The terrible attack in the Manchester Arena should have been a wake-up call to anyone in the festival business. Looking at the audience type at the Ariana Grande concert should tell you all you need to know about terrorist motives. They don’t care who they attack. The Arena was full of children and young people watching their music idol entertain them. Sound familiar?
It’s always festival season somewhere and, except for COVID-19 lockdowns, it’s hard to think of any event more likely to damage the festival industry than a terror attack. The threat isn’t going away so we need to start assessing the potential of terrorist threats on any festival taking place.
Doing a terrorism threat and vulnerability assessment will throw up gaps that should be closed
If you haven’t heard of The Protect Duty before now, you will soon.
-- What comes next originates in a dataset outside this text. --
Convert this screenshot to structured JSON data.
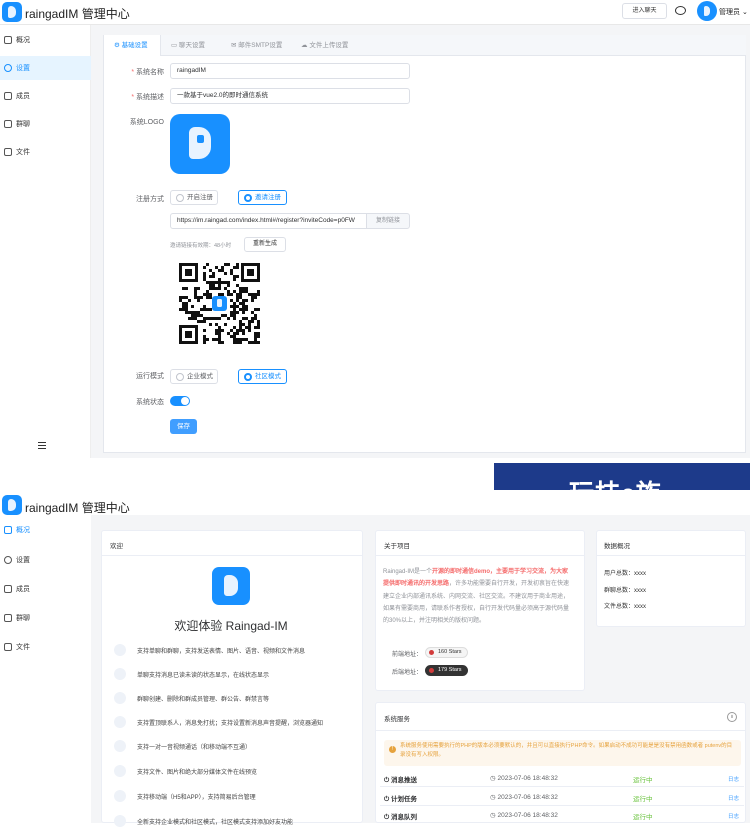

There is nothing in the proposed legislation for Protect Duty that is onerous, it is all about deterring terrorists from attacking your festival, detecting them should they try and responding in the right way if an attack takes place.
The methods terrorists use are evolving. From the traditional bomb in a backpack, we are now sadly familiar with their ability to utilise drones or create interference with vital information and communication systems. With more avenues for attack, and in many cases the importance of the insider threat to many of these tactics, it is important to fully understand your vulnerabilities and work to ensure they are minimised through enhanced security measures that include effective accreditation systems.
The festival industry is brilliant at planning. Festivals need to be able to turn a field into a fully functioning venue with a stage, car parking, catering, sanitation and everything else that is required. What can’t be forgotten in this is the security element to it all. When we talk about security it is easy for people to think about CCTV, fences and other physical barriers to stop those who shouldn’t be granted access. But there are other tools available that could be instrumental when it comes to Protect Duty and the overall security of a festival.
Accreditation is more than just badging. When done correctly Accreditation can play a pivotal role and provide the additional security and support needed. Systems these days allow for the collection of important information like the right to work. They can also integrate with criminal databases and when combined with all the other information provide a complete overview of who you are granting access to work at the festival.
When you add in the functionality of zoning, ensuring only those with a reason to be in each zone has access to them, you end up dramatically reducing the insider threat.
The Threat isn’t going away
The terrorism risk to festivals is not going away. As it continues to evolve, it creates more difficulty for the industry to argue that such attacks are not foreseeable nor, should such attacks occur, that additional pre-emptive defensive actions weren’t necessary, reasonable or appropriate under the circumstances.
The important thing is reasonableness. Have you considered the threats and risks and taken reasonable action to mitigate the likelihood of an attack taking place. And this is the key part, do you have all the systems and processes in place that you need to achieve this, from a physical perspective to data and information?
If you would like to know more, read our whitepaper on the subject, simply follow the link below.